== Segment start ==

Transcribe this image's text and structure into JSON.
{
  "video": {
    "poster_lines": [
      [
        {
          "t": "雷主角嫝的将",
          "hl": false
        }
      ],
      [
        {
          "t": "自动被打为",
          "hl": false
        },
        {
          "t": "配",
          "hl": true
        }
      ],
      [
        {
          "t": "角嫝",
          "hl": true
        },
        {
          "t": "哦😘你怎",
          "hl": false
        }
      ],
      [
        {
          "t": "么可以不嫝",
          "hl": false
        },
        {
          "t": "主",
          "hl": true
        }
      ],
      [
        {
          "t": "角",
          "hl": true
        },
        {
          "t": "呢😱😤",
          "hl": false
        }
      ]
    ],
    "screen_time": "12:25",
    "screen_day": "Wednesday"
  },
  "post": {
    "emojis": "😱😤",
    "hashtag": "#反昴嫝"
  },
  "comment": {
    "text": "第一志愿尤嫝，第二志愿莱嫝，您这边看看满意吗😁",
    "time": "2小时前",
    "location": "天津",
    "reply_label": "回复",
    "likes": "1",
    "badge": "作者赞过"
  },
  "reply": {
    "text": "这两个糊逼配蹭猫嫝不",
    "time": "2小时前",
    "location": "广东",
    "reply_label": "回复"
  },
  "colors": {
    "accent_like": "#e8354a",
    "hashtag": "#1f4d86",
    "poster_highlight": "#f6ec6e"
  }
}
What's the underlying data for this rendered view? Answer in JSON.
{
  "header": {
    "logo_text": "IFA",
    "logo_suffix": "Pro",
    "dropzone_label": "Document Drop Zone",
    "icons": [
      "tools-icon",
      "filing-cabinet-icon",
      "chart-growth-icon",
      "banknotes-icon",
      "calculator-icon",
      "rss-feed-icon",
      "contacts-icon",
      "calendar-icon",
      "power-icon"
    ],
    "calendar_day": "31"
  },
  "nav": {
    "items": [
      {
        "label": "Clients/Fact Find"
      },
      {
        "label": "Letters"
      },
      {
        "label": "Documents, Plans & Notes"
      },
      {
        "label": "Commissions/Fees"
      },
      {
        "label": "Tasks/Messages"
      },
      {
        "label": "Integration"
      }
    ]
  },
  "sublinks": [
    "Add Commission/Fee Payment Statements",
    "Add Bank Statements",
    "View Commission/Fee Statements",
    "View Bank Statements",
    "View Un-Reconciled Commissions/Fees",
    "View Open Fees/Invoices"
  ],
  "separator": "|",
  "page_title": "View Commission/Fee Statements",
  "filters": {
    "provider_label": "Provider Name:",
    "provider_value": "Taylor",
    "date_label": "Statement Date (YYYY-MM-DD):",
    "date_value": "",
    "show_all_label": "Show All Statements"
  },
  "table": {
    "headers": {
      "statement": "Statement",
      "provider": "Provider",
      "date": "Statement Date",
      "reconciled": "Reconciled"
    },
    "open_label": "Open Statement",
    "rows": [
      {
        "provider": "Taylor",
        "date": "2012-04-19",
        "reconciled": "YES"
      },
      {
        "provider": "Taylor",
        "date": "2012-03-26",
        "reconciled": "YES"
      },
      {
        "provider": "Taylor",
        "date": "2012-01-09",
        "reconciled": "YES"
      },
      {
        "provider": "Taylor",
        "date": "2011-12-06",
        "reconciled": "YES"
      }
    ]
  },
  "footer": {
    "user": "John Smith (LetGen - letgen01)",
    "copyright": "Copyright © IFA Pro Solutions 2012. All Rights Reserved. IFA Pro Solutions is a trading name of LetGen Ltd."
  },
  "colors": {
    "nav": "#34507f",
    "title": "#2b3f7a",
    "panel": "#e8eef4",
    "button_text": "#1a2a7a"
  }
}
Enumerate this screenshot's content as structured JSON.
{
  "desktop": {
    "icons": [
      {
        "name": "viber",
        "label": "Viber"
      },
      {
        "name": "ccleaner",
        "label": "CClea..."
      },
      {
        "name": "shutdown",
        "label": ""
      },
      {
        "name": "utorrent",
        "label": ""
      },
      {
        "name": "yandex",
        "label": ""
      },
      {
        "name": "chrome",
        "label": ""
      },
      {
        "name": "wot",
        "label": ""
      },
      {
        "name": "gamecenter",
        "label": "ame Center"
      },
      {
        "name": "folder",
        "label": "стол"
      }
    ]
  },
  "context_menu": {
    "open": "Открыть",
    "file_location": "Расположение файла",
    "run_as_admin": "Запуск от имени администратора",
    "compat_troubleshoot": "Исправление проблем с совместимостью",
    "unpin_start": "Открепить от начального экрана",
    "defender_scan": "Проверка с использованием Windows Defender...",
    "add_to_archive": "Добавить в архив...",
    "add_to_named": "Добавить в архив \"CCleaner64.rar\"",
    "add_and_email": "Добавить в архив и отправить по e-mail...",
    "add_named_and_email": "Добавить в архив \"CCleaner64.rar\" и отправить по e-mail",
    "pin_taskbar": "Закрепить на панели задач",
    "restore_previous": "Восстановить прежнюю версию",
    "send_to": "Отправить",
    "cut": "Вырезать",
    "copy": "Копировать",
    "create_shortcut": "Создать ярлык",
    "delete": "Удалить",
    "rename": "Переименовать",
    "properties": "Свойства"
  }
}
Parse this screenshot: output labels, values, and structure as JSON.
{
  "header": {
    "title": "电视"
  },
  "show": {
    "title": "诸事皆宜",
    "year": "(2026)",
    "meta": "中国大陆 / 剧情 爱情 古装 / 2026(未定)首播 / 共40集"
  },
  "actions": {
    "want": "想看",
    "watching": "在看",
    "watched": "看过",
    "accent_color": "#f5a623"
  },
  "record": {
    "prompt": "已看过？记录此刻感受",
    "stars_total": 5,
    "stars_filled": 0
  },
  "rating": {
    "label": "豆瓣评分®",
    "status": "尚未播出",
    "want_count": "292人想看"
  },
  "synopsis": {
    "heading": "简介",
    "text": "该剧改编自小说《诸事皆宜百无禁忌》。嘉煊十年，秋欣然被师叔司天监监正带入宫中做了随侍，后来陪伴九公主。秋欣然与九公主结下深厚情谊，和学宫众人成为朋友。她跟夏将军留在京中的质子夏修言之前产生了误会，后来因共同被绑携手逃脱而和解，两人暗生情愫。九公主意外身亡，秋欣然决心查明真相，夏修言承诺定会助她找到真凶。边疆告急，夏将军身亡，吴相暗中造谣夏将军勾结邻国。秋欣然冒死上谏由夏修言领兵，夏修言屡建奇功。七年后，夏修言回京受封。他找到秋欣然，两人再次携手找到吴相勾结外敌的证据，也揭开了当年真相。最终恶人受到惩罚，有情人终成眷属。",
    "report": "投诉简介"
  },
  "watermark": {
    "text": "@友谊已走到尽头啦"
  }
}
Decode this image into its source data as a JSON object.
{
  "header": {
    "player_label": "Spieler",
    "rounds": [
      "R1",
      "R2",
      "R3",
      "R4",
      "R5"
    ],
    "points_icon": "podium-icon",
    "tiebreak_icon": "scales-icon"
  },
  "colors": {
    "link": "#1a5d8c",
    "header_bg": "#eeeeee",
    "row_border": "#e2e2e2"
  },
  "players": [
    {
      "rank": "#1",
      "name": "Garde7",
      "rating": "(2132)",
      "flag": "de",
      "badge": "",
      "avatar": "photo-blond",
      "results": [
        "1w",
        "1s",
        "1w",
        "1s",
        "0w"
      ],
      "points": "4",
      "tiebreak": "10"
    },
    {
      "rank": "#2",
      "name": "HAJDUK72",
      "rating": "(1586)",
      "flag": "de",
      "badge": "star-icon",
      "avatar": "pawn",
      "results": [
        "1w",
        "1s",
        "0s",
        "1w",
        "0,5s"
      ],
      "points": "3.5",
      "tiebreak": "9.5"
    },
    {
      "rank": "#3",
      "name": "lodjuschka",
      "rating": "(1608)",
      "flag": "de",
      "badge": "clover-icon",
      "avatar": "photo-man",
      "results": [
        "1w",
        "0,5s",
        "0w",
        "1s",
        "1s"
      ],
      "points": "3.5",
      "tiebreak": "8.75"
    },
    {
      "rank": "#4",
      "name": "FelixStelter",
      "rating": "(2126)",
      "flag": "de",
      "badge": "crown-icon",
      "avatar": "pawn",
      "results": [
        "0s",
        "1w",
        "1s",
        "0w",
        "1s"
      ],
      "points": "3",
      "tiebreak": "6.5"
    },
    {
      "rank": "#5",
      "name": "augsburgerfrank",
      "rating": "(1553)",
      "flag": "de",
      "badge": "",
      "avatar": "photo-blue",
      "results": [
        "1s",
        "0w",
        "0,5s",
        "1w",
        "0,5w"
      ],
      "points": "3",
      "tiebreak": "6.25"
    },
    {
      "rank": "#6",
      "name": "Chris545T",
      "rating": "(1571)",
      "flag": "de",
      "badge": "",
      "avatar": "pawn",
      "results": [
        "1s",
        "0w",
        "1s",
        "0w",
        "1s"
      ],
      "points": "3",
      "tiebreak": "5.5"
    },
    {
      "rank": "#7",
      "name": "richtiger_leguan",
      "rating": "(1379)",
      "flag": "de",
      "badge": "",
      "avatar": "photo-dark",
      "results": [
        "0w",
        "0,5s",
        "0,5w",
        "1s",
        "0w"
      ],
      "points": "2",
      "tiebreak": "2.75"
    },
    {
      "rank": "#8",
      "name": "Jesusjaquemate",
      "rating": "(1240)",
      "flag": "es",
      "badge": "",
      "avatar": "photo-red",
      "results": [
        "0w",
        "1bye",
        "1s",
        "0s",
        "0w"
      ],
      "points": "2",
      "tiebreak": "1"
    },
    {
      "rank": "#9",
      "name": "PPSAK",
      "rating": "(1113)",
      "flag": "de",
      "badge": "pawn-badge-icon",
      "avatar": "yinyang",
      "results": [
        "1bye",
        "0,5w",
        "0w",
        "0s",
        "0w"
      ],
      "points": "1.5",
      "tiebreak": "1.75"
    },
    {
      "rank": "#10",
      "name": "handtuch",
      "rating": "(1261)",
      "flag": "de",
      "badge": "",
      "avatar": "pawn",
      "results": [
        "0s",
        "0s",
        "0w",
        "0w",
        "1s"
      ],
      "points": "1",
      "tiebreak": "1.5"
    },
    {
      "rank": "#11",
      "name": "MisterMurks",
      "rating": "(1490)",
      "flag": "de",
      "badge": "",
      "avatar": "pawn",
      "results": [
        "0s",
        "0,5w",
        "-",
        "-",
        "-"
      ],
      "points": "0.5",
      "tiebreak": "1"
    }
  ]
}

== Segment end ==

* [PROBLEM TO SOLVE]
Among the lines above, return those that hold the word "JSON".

* [YOUR RESPONSE]
Transcribe this image's text and structure into JSON.
What's the underlying data for this rendered view? Answer in JSON.
Enumerate this screenshot's content as structured JSON.
Parse this screenshot: output labels, values, and structure as JSON.
Decode this image into its source data as a JSON object.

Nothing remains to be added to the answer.